Citation: Bertrams A and Zäch M (2021) Autistic Traits Predict Social-Contact Uncertainty in University Students. Front. Psychiatry 12:572445. doi: 10.3389/fpsyt.2021.572445
Received: 14 June 2020; Accepted: 28 May 2021;
Published: 24 June 2021.
Edited by:Xavier Noel, Université libre de Bruxelles, Belgium
Reviewed by:Jingjing Zhao, Shaanxi Normal University, China
Asma Bouden, Tunis El Manar University, Tunisia
Isabelle Reine Amado, Centre Hospitalier Sainte-Anne, France
Copyright © 2021 Bertrams and Zäch. This is an open-access article distributed under the terms of the Creative Commons Attribution License (CC BY). The use, distribution or reproduction in other forums is permitted, provided the original author(s) and the copyright owner(s) are credited and that the original publication in this journal is cited, in accordance with accepted academic practice. No use, distribution or reproduction is permitted which does not comply with these terms.

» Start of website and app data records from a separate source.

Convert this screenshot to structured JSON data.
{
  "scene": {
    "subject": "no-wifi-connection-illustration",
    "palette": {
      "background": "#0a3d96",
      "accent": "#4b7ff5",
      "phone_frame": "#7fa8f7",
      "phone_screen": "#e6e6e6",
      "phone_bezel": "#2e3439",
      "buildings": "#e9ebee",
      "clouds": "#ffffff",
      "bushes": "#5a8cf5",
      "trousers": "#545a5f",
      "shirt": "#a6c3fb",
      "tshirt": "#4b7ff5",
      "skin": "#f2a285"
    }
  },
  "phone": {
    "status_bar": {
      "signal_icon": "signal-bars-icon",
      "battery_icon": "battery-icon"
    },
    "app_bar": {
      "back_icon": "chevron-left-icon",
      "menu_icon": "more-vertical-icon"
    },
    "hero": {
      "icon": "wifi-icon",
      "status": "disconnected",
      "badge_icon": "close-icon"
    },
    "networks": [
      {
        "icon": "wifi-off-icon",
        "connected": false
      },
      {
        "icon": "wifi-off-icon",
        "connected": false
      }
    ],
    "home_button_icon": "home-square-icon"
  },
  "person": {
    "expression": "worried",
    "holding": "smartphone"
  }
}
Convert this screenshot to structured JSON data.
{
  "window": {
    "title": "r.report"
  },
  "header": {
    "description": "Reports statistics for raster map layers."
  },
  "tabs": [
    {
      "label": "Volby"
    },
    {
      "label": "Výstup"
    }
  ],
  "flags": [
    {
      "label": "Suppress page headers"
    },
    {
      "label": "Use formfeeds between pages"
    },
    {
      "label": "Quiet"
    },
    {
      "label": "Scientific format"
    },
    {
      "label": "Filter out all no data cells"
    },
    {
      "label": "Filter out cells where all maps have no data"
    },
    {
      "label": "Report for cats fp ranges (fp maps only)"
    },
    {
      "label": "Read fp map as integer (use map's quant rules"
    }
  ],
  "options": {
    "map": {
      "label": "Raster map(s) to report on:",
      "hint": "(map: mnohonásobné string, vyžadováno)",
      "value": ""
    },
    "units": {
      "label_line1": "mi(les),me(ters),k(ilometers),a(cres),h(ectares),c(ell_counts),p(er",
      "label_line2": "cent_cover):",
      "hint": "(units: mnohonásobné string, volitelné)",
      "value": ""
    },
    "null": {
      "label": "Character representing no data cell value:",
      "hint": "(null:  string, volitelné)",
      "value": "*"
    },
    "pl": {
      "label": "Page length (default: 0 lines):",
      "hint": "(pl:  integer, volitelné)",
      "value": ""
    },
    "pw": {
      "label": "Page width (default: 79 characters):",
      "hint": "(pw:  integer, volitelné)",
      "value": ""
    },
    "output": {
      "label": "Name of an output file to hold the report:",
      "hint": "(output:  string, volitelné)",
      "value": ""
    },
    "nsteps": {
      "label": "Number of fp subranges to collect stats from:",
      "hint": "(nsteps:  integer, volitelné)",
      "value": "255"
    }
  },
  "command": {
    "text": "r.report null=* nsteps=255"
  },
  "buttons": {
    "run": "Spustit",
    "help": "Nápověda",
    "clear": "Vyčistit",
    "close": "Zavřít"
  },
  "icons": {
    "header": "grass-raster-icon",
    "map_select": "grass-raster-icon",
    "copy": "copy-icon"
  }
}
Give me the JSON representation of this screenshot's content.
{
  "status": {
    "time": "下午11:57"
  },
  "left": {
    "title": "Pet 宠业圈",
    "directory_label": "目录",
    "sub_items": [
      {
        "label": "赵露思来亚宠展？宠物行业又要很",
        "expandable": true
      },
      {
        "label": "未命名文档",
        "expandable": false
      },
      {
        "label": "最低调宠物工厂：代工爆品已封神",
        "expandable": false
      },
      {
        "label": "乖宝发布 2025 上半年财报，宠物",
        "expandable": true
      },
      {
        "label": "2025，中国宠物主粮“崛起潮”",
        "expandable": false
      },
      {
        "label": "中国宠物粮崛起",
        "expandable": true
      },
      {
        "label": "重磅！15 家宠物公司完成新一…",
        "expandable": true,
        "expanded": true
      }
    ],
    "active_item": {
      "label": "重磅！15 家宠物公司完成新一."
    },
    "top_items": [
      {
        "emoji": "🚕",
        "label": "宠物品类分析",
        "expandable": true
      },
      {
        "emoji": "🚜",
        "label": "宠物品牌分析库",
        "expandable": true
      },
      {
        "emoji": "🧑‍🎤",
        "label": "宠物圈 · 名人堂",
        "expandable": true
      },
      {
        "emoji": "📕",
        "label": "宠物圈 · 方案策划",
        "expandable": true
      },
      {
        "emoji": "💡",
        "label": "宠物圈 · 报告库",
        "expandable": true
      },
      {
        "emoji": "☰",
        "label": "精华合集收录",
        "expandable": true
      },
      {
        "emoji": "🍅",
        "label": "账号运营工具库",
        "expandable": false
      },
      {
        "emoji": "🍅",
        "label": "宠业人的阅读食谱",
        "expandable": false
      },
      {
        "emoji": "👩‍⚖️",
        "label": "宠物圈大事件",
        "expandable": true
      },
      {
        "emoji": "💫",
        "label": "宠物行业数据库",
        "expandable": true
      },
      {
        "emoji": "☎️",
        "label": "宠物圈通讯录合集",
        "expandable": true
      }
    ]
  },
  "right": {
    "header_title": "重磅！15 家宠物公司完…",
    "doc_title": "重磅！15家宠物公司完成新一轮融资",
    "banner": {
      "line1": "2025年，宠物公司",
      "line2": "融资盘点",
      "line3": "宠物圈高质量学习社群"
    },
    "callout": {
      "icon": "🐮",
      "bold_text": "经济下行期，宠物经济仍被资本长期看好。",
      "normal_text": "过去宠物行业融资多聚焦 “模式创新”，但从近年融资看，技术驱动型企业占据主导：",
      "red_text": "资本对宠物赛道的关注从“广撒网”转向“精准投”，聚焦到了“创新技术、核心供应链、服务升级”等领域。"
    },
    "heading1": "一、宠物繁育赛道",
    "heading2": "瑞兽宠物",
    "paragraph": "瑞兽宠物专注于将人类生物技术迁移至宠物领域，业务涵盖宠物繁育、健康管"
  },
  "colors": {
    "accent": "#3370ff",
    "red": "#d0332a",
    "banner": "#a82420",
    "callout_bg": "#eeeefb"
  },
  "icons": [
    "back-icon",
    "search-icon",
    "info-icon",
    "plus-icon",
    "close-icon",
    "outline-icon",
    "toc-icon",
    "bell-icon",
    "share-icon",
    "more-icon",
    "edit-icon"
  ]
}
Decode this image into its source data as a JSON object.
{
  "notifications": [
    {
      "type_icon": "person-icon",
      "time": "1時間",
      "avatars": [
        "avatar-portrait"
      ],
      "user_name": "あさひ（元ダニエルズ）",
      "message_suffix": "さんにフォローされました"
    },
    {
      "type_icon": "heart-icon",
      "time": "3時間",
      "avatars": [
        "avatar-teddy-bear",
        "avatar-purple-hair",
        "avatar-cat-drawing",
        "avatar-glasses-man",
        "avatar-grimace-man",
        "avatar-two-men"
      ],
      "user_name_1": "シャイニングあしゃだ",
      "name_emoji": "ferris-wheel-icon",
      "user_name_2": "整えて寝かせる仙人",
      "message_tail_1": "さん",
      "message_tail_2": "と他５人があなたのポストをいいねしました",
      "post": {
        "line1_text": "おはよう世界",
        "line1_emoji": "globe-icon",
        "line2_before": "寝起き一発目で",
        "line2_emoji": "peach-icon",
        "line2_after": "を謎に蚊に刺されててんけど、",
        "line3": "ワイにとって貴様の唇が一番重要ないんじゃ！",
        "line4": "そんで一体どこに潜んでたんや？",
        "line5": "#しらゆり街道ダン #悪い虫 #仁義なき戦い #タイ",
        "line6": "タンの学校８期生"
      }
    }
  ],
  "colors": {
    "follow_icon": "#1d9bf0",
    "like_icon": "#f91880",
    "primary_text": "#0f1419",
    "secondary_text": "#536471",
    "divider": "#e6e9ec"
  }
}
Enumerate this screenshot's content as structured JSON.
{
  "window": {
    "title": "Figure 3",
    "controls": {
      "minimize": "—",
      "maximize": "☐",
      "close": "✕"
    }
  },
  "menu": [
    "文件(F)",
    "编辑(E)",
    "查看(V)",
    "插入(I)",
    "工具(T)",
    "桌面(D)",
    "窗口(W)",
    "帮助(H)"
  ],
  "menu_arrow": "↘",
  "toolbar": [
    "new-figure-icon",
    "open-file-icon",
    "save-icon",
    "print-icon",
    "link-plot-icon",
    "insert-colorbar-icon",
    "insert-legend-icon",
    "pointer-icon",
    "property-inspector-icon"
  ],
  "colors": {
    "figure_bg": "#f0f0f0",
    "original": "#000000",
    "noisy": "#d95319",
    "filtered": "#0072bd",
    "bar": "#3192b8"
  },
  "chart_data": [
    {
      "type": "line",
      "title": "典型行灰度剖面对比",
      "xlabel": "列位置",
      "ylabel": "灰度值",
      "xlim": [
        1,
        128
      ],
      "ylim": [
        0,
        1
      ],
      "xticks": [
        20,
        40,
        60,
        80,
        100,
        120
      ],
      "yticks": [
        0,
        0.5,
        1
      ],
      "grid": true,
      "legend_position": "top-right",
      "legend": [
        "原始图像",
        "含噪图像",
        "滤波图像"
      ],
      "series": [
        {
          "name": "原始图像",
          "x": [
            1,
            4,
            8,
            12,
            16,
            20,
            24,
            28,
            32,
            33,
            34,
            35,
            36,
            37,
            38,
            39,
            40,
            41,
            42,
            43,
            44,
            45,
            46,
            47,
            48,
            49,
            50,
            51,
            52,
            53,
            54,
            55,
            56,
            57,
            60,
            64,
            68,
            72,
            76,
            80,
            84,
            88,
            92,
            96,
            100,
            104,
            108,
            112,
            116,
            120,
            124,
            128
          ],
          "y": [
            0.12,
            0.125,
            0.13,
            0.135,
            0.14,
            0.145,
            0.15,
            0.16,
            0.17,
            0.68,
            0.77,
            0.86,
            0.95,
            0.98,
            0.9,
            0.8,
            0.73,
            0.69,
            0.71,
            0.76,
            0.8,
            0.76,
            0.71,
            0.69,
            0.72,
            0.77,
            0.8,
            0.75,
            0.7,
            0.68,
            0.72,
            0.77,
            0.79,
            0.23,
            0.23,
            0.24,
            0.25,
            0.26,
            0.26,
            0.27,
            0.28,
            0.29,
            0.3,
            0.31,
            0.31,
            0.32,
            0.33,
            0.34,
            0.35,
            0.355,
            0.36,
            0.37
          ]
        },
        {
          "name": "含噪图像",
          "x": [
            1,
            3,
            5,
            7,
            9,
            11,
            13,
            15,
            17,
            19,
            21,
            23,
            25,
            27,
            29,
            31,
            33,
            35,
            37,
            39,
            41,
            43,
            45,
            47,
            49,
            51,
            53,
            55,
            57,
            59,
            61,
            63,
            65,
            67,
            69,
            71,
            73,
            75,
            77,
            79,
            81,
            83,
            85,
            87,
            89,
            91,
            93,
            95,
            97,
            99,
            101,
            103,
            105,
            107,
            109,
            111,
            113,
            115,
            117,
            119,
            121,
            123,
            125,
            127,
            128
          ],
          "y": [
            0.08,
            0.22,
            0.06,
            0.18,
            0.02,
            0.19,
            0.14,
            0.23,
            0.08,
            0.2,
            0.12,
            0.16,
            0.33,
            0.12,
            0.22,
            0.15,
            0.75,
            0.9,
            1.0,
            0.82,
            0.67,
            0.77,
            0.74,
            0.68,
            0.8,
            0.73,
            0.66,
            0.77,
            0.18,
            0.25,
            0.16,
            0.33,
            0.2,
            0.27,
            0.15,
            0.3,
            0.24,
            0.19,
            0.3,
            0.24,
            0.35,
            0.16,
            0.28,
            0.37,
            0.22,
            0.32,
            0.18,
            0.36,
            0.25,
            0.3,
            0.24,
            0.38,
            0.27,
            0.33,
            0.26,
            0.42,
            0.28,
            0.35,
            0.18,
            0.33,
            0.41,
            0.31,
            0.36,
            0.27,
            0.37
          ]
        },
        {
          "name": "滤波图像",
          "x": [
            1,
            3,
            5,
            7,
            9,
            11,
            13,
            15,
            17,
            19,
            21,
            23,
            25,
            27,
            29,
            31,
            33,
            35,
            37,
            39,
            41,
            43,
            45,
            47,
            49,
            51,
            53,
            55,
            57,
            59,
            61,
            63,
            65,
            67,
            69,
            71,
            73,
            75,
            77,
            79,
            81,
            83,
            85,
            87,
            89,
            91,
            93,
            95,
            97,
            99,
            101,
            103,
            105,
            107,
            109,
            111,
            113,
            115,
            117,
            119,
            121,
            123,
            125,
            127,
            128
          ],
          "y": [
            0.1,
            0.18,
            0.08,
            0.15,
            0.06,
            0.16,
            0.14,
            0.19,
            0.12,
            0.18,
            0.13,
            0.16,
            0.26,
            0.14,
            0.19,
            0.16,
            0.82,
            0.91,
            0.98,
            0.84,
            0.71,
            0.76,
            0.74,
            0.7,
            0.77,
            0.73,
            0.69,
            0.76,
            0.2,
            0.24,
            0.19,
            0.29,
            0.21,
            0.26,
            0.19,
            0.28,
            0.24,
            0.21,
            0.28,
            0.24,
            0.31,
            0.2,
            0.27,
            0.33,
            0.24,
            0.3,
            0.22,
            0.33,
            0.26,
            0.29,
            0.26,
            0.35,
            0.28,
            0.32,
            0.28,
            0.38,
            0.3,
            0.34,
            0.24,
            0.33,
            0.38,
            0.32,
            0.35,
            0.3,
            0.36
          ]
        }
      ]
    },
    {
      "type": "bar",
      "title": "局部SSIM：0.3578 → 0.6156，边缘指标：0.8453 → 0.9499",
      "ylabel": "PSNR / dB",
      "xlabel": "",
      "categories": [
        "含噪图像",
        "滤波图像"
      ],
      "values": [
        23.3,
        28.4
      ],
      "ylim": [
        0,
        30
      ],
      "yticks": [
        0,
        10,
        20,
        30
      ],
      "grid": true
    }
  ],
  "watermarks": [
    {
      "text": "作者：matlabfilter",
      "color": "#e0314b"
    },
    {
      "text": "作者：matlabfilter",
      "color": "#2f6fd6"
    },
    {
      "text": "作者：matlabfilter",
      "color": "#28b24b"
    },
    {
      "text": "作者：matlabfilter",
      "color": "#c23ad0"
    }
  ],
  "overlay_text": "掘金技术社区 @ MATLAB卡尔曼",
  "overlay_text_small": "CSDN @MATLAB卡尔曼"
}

*Correspondence: Alex Bertrams, firstname.lastname@example.org